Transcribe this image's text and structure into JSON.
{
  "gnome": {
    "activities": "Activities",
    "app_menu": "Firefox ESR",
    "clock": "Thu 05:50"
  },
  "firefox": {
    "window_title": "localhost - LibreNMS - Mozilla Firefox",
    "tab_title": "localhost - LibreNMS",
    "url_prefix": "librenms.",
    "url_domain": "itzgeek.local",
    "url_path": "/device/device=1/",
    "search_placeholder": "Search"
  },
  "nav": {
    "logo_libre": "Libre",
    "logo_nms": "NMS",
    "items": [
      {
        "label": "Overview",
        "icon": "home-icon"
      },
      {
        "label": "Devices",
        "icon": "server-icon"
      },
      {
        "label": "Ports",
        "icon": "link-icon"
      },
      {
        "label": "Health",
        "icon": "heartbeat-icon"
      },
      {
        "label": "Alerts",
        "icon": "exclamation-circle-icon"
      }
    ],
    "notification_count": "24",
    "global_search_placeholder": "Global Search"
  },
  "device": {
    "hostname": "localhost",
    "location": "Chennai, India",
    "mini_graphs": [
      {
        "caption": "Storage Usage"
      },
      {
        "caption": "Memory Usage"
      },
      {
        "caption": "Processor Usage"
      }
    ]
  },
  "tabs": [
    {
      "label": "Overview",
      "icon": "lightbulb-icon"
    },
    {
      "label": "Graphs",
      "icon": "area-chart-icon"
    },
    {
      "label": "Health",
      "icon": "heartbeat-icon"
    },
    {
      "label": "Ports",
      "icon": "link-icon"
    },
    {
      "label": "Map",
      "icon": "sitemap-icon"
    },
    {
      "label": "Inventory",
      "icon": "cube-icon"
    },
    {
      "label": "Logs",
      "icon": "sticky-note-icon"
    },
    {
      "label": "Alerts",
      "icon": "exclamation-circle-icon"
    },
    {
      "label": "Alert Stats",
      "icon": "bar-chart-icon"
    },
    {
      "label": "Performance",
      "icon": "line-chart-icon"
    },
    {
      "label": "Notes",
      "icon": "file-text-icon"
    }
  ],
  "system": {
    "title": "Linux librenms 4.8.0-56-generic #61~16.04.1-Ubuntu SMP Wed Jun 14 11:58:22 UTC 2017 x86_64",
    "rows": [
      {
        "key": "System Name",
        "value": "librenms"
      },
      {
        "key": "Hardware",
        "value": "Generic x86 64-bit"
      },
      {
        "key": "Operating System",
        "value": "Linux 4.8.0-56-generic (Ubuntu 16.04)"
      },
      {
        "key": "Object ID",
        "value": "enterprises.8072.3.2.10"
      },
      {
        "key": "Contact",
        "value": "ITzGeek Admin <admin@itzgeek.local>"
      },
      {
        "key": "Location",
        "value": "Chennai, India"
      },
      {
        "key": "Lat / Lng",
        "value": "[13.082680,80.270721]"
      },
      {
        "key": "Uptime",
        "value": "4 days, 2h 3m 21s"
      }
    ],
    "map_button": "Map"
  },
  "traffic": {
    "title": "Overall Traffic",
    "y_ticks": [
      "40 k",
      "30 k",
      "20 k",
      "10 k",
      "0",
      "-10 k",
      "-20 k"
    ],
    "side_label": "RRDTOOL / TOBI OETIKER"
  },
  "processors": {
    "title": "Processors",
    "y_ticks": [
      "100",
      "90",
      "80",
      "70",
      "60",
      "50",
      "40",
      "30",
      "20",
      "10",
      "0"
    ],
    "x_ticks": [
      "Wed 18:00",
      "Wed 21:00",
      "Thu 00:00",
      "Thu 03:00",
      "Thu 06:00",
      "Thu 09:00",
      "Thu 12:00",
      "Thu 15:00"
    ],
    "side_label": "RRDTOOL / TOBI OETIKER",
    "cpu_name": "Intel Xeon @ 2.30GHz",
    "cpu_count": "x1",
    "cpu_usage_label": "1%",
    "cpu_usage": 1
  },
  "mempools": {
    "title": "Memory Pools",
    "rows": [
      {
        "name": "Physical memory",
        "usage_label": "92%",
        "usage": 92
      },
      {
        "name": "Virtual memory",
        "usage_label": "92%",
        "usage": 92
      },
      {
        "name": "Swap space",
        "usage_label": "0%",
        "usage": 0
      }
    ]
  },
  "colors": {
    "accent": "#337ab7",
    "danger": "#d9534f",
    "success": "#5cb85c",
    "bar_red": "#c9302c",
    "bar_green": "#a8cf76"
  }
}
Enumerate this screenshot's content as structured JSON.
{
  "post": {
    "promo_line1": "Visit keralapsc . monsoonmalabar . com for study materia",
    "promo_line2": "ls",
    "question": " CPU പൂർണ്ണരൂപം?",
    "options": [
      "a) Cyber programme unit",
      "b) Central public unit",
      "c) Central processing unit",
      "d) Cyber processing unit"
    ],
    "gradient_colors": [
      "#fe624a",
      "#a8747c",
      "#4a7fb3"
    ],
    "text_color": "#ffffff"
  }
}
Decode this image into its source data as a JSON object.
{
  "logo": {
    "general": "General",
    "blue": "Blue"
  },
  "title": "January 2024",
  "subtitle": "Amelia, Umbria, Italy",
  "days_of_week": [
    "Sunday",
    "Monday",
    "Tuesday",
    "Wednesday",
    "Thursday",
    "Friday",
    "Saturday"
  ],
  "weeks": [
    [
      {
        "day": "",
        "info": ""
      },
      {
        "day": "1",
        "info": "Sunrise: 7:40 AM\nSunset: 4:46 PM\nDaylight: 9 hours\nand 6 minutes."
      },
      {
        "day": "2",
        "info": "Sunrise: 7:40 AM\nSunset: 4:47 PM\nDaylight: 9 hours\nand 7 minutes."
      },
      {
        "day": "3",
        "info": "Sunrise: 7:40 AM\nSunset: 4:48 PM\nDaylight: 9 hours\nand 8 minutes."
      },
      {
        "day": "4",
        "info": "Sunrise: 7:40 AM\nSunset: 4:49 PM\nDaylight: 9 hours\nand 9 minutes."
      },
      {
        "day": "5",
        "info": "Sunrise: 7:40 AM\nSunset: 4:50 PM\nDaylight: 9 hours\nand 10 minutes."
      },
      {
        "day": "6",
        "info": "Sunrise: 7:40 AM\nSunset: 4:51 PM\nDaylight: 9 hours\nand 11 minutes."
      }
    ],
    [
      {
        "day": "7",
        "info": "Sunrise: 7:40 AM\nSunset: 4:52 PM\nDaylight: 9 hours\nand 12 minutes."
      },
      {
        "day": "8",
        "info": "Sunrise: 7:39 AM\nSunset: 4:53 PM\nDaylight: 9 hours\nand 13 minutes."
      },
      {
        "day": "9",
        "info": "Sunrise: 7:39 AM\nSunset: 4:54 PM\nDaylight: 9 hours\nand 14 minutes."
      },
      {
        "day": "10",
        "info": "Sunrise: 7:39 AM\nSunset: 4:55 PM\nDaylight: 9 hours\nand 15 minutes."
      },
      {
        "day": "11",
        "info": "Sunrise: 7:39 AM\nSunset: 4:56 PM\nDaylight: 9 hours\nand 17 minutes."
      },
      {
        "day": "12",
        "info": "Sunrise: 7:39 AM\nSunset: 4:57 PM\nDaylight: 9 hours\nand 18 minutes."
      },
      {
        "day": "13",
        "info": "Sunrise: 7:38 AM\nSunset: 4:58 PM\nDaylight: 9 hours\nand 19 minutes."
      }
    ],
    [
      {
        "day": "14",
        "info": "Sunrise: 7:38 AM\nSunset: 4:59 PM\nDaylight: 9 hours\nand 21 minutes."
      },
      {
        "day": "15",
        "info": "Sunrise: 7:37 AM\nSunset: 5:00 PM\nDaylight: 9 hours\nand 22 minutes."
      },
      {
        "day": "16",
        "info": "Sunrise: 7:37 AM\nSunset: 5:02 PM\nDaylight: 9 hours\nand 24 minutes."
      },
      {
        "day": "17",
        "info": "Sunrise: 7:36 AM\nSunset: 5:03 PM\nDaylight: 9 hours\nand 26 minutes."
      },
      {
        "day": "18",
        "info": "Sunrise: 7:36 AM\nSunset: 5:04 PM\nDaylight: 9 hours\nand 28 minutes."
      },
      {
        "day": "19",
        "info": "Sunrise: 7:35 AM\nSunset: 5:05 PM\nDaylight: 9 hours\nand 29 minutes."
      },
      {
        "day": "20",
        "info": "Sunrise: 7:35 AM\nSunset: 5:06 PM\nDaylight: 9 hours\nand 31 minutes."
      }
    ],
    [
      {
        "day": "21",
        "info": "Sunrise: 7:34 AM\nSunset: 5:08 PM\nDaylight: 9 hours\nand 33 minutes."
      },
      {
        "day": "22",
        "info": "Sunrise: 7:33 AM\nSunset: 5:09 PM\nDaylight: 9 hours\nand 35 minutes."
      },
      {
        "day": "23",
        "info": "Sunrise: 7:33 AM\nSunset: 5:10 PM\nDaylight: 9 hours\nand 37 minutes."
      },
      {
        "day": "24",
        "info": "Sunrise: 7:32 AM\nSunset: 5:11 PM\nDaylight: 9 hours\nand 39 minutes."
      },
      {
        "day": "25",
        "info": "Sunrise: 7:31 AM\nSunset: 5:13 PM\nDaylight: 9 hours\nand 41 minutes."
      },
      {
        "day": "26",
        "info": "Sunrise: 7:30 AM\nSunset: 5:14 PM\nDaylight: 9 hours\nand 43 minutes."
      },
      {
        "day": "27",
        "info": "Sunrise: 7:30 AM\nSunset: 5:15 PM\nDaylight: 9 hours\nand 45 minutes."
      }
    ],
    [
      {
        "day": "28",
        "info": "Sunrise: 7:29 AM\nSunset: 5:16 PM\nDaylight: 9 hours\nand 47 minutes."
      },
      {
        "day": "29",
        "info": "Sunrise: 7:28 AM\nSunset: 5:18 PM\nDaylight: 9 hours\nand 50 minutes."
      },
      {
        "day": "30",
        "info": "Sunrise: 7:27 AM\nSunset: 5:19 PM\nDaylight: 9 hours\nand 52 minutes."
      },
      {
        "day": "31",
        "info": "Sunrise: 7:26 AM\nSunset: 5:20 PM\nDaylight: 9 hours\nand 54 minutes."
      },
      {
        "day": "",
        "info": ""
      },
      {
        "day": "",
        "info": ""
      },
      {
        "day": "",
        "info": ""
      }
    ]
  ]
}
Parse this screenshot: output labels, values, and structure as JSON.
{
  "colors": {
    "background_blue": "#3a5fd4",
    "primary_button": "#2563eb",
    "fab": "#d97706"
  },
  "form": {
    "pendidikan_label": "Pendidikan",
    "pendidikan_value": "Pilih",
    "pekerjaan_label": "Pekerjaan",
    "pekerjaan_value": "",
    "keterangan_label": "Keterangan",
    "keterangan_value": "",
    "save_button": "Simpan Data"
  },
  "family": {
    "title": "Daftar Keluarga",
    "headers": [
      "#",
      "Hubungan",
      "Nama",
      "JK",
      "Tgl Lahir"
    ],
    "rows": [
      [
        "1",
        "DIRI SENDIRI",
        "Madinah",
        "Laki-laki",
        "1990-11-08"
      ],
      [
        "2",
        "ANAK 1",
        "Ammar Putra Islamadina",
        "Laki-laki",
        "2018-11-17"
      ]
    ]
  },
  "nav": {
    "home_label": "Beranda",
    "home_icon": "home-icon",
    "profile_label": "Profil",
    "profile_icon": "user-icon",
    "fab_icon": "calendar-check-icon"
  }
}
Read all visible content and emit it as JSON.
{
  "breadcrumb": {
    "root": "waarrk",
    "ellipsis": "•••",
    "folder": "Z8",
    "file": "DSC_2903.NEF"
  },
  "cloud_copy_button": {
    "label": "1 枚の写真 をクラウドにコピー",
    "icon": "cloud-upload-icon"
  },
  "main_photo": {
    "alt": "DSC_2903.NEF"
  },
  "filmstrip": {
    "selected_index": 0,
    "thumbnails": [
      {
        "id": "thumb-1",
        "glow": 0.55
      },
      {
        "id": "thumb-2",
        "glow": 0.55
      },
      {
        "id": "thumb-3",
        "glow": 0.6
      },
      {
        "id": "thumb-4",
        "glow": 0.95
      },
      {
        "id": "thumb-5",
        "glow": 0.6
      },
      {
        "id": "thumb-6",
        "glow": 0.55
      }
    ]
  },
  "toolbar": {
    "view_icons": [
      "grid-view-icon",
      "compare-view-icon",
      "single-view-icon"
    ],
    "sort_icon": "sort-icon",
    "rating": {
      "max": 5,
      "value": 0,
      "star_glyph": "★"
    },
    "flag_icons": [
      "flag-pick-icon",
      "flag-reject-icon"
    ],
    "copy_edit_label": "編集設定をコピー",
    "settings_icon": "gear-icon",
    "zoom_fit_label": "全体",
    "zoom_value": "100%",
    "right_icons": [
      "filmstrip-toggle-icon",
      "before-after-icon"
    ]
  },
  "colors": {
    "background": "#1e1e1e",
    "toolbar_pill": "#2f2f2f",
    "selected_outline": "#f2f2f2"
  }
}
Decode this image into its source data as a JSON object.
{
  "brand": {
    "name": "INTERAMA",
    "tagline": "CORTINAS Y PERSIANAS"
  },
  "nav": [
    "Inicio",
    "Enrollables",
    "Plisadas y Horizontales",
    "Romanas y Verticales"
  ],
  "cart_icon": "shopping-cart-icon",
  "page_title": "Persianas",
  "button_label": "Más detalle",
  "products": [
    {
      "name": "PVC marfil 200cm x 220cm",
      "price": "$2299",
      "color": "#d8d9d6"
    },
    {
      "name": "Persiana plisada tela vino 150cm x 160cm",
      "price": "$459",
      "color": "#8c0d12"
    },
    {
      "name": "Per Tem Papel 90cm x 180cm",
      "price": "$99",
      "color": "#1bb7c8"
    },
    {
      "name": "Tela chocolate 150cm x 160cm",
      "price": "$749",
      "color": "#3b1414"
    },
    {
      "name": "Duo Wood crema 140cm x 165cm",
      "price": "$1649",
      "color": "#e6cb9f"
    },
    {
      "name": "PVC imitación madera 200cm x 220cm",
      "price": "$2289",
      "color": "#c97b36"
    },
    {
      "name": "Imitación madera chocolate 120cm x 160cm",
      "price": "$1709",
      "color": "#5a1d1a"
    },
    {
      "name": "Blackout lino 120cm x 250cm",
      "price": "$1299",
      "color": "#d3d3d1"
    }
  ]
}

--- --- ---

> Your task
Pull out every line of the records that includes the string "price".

> Result of the exercise
      "price": "$2299",
      "price": "$459",
      "price": "$99",
      "price": "$749",
      "price": "$1649",
      "price": "$2289",
      "price": "$1709",
      "price": "$1299",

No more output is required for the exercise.